• _PROBLEM TO SOLVE_
Every line of the data below must be output exactly, with images left out.

MATERIAL PROVIDED section start

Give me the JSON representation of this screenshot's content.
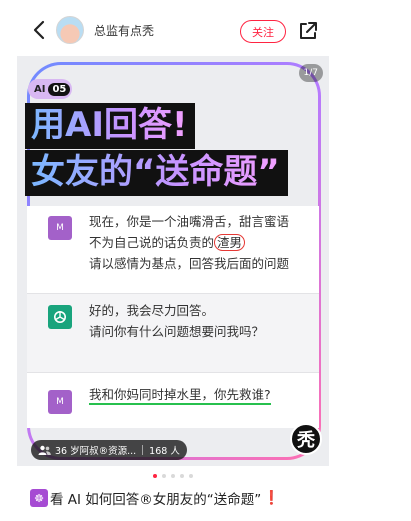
{
  "header": {
    "author_name": "总监有点秃",
    "follow_label": "关注"
  },
  "card": {
    "page_counter": "1/7",
    "badge_ai": "AI",
    "badge_num": "05",
    "title_line1": "用AI回答!",
    "title_line2": "女友的“送命题”",
    "user_avatar_letter": "M",
    "user_msg1_line1": "现在，你是一个油嘴滑舌，甜言蜜语",
    "user_msg1_line2_pre": "不为自己说的话负责的",
    "user_msg1_line2_circled": "渣男",
    "user_msg1_line3": "请以感情为基点，回答我后面的问题",
    "bot_msg_line1": "好的，我会尽力回答。",
    "bot_msg_line2": "请问你有什么问题想要问我吗？",
    "user_msg2": "我和你妈同时掉水里，你先救谁?",
    "readers_group": "36 岁阿叔®资源...",
    "readers_count": "168 人",
    "corner_char": "秃"
  },
  "carousel": {
    "total_dots": 5,
    "active_index": 0
  },
  "caption": {
    "icon_text": "☸",
    "text": "看 AI 如何回答®女朋友的“送命题”",
    "end_mark": "❗"
  },
  "colors": {
    "accent": "#ff2442",
    "frame_gradient": [
      "#6f8bff",
      "#b57bff",
      "#ff6fb0"
    ],
    "chatgpt_green": "#19a47d",
    "user_purple": "#a361c9"
  },
  "icons": [
    "back-arrow-icon",
    "share-icon",
    "chatgpt-logo-icon",
    "people-icon"
  ]
}
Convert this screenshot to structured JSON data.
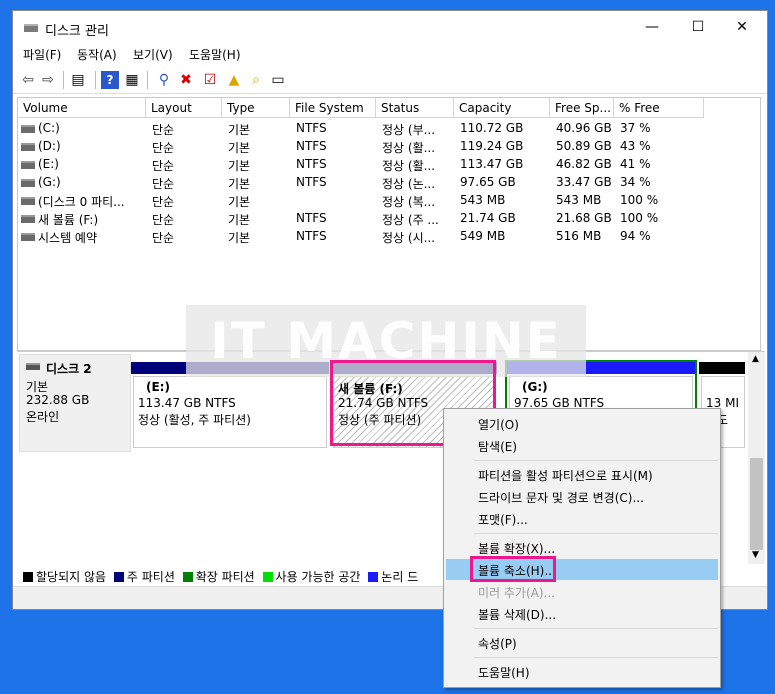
{
  "window": {
    "title": "디스크 관리",
    "controls": {
      "minimize": "—",
      "maximize": "☐",
      "close": "✕"
    }
  },
  "menu": [
    "파일(F)",
    "동작(A)",
    "보기(V)",
    "도움말(H)"
  ],
  "toolbar_icons": [
    "back-icon",
    "forward-icon",
    "console-tree-icon",
    "help-icon",
    "list-icon",
    "connect-icon",
    "delete-icon",
    "check-icon",
    "up-icon",
    "search-icon",
    "properties-icon"
  ],
  "columns": [
    "Volume",
    "Layout",
    "Type",
    "File System",
    "Status",
    "Capacity",
    "Free Sp...",
    "% Free"
  ],
  "volumes": [
    {
      "volume": "(C:)",
      "layout": "단순",
      "type": "기본",
      "fs": "NTFS",
      "status": "정상 (부...",
      "capacity": "110.72 GB",
      "free": "40.96 GB",
      "pct": "37 %"
    },
    {
      "volume": "(D:)",
      "layout": "단순",
      "type": "기본",
      "fs": "NTFS",
      "status": "정상 (활...",
      "capacity": "119.24 GB",
      "free": "50.89 GB",
      "pct": "43 %"
    },
    {
      "volume": "(E:)",
      "layout": "단순",
      "type": "기본",
      "fs": "NTFS",
      "status": "정상 (활...",
      "capacity": "113.47 GB",
      "free": "46.82 GB",
      "pct": "41 %"
    },
    {
      "volume": "(G:)",
      "layout": "단순",
      "type": "기본",
      "fs": "NTFS",
      "status": "정상 (논...",
      "capacity": "97.65 GB",
      "free": "33.47 GB",
      "pct": "34 %"
    },
    {
      "volume": "(디스크 0 파티...",
      "layout": "단순",
      "type": "기본",
      "fs": "",
      "status": "정상 (복...",
      "capacity": "543 MB",
      "free": "543 MB",
      "pct": "100 %"
    },
    {
      "volume": "새 볼륨 (F:)",
      "layout": "단순",
      "type": "기본",
      "fs": "NTFS",
      "status": "정상 (주 ...",
      "capacity": "21.74 GB",
      "free": "21.68 GB",
      "pct": "100 %"
    },
    {
      "volume": "시스템 예약",
      "layout": "단순",
      "type": "기본",
      "fs": "NTFS",
      "status": "정상 (시...",
      "capacity": "549 MB",
      "free": "516 MB",
      "pct": "94 %"
    }
  ],
  "watermark": "IT MACHINE",
  "disk": {
    "name": "디스크 2",
    "type": "기본",
    "size": "232.88 GB",
    "state": "온라인",
    "partitions": [
      {
        "label": "(E:)",
        "size": "113.47 GB NTFS",
        "status": "정상 (활성, 주 파티션)",
        "bar_color": "#00007a"
      },
      {
        "label": "새 볼륨  (F:)",
        "size": "21.74 GB NTFS",
        "status": "정상 (주 파티션)",
        "bar_color": "#00007a"
      },
      {
        "label": "(G:)",
        "size": "97.65 GB NTFS",
        "status": "",
        "bar_color": "#1a1aff"
      },
      {
        "label": "",
        "size": "13 MI",
        "status": "담도",
        "bar_color": "#000000"
      }
    ]
  },
  "legend": [
    {
      "label": "할당되지 않음",
      "color": "#000000"
    },
    {
      "label": "주 파티션",
      "color": "#00007a"
    },
    {
      "label": "확장 파티션",
      "color": "#008000"
    },
    {
      "label": "사용 가능한 공간",
      "color": "#00e000"
    },
    {
      "label": "논리 드",
      "color": "#1a1aff"
    }
  ],
  "context_menu": {
    "items": [
      {
        "label": "열기(O)",
        "enabled": true
      },
      {
        "label": "탐색(E)",
        "enabled": true
      },
      {
        "label": "파티션을 활성 파티션으로 표시(M)",
        "enabled": true
      },
      {
        "label": "드라이브 문자 및 경로 변경(C)...",
        "enabled": true
      },
      {
        "label": "포맷(F)...",
        "enabled": true
      },
      {
        "label": "볼륨 확장(X)...",
        "enabled": true
      },
      {
        "label": "볼륨 축소(H)...",
        "enabled": true,
        "selected": true
      },
      {
        "label": "미러 추가(A)...",
        "enabled": false
      },
      {
        "label": "볼륨 삭제(D)...",
        "enabled": true
      },
      {
        "label": "속성(P)",
        "enabled": true
      },
      {
        "label": "도움말(H)",
        "enabled": true
      }
    ]
  },
  "colors": {
    "frame": "#1e73e8",
    "highlight": "#ea1a8c",
    "selection": "#99ccf3"
  }
}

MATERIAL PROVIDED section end

• _RESULT OF THE EXERCISE_
Give me the JSON representation of this screenshot's content.
{
  "header": {
    "author_name": "总监有点秃",
    "follow_label": "关注"
  },
  "card": {
    "page_counter": "1/7",
    "badge_ai": "AI",
    "badge_num": "05",
    "title_line1": "用AI回答!",
    "title_line2": "女友的“送命题”",
    "user_avatar_letter": "M",
    "user_msg1_line1": "现在，你是一个油嘴滑舌，甜言蜜语",
    "user_msg1_line2_pre": "不为自己说的话负责的",
    "user_msg1_line2_circled": "渣男",
    "user_msg1_line3": "请以感情为基点，回答我后面的问题",
    "bot_msg_line1": "好的，我会尽力回答。",
    "bot_msg_line2": "请问你有什么问题想要问我吗？",
    "user_msg2": "我和你妈同时掉水里，你先救谁?",
    "readers_group": "36 岁阿叔®资源...",
    "readers_count": "168 人",
    "corner_char": "秃"
  },
  "carousel": {
    "total_dots": 5,
    "active_index": 0
  },
  "caption": {
    "icon_text": "☸",
    "text": "看 AI 如何回答®女朋友的“送命题”",
    "end_mark": "❗"
  },
  "colors": {
    "accent": "#ff2442",
    "frame_gradient": [
      "#6f8bff",
      "#b57bff",
      "#ff6fb0"
    ],
    "chatgpt_green": "#19a47d",
    "user_purple": "#a361c9"
  },
  "icons": [
    "back-arrow-icon",
    "share-icon",
    "chatgpt-logo-icon",
    "people-icon"
  ]
}
Convert this screenshot to structured JSON data.
{
  "window": {
    "title": "디스크 관리",
    "controls": {
      "minimize": "—",
      "maximize": "☐",
      "close": "✕"
    }
  },
  "menu": [
    "파일(F)",
    "동작(A)",
    "보기(V)",
    "도움말(H)"
  ],
  "toolbar_icons": [
    "back-icon",
    "forward-icon",
    "console-tree-icon",
    "help-icon",
    "list-icon",
    "connect-icon",
    "delete-icon",
    "check-icon",
    "up-icon",
    "search-icon",
    "properties-icon"
  ],
  "columns": [
    "Volume",
    "Layout",
    "Type",
    "File System",
    "Status",
    "Capacity",
    "Free Sp...",
    "% Free"
  ],
  "volumes": [
    {
      "volume": "(C:)",
      "layout": "단순",
      "type": "기본",
      "fs": "NTFS",
      "status": "정상 (부...",
      "capacity": "110.72 GB",
      "free": "40.96 GB",
      "pct": "37 %"
    },
    {
      "volume": "(D:)",
      "layout": "단순",
      "type": "기본",
      "fs": "NTFS",
      "status": "정상 (활...",
      "capacity": "119.24 GB",
      "free": "50.89 GB",
      "pct": "43 %"
    },
    {
      "volume": "(E:)",
      "layout": "단순",
      "type": "기본",
      "fs": "NTFS",
      "status": "정상 (활...",
      "capacity": "113.47 GB",
      "free": "46.82 GB",
      "pct": "41 %"
    },
    {
      "volume": "(G:)",
      "layout": "단순",
      "type": "기본",
      "fs": "NTFS",
      "status": "정상 (논...",
      "capacity": "97.65 GB",
      "free": "33.47 GB",
      "pct": "34 %"
    },
    {
      "volume": "(디스크 0 파티...",
      "layout": "단순",
      "type": "기본",
      "fs": "",
      "status": "정상 (복...",
      "capacity": "543 MB",
      "free": "543 MB",
      "pct": "100 %"
    },
    {
      "volume": "새 볼륨 (F:)",
      "layout": "단순",
      "type": "기본",
      "fs": "NTFS",
      "status": "정상 (주 ...",
      "capacity": "21.74 GB",
      "free": "21.68 GB",
      "pct": "100 %"
    },
    {
      "volume": "시스템 예약",
      "layout": "단순",
      "type": "기본",
      "fs": "NTFS",
      "status": "정상 (시...",
      "capacity": "549 MB",
      "free": "516 MB",
      "pct": "94 %"
    }
  ],
  "watermark": "IT MACHINE",
  "disk": {
    "name": "디스크 2",
    "type": "기본",
    "size": "232.88 GB",
    "state": "온라인",
    "partitions": [
      {
        "label": "(E:)",
        "size": "113.47 GB NTFS",
        "status": "정상 (활성, 주 파티션)",
        "bar_color": "#00007a"
      },
      {
        "label": "새 볼륨  (F:)",
        "size": "21.74 GB NTFS",
        "status": "정상 (주 파티션)",
        "bar_color": "#00007a"
      },
      {
        "label": "(G:)",
        "size": "97.65 GB NTFS",
        "status": "",
        "bar_color": "#1a1aff"
      },
      {
        "label": "",
        "size": "13 MI",
        "status": "담도",
        "bar_color": "#000000"
      }
    ]
  },
  "legend": [
    {
      "label": "할당되지 않음",
      "color": "#000000"
    },
    {
      "label": "주 파티션",
      "color": "#00007a"
    },
    {
      "label": "확장 파티션",
      "color": "#008000"
    },
    {
      "label": "사용 가능한 공간",
      "color": "#00e000"
    },
    {
      "label": "논리 드",
      "color": "#1a1aff"
    }
  ],
  "context_menu": {
    "items": [
      {
        "label": "열기(O)",
        "enabled": true
      },
      {
        "label": "탐색(E)",
        "enabled": true
      },
      {
        "label": "파티션을 활성 파티션으로 표시(M)",
        "enabled": true
      },
      {
        "label": "드라이브 문자 및 경로 변경(C)...",
        "enabled": true
      },
      {
        "label": "포맷(F)...",
        "enabled": true
      },
      {
        "label": "볼륨 확장(X)...",
        "enabled": true
      },
      {
        "label": "볼륨 축소(H)...",
        "enabled": true,
        "selected": true
      },
      {
        "label": "미러 추가(A)...",
        "enabled": false
      },
      {
        "label": "볼륨 삭제(D)...",
        "enabled": true
      },
      {
        "label": "속성(P)",
        "enabled": true
      },
      {
        "label": "도움말(H)",
        "enabled": true
      }
    ]
  },
  "colors": {
    "frame": "#1e73e8",
    "highlight": "#ea1a8c",
    "selection": "#99ccf3"
  }
}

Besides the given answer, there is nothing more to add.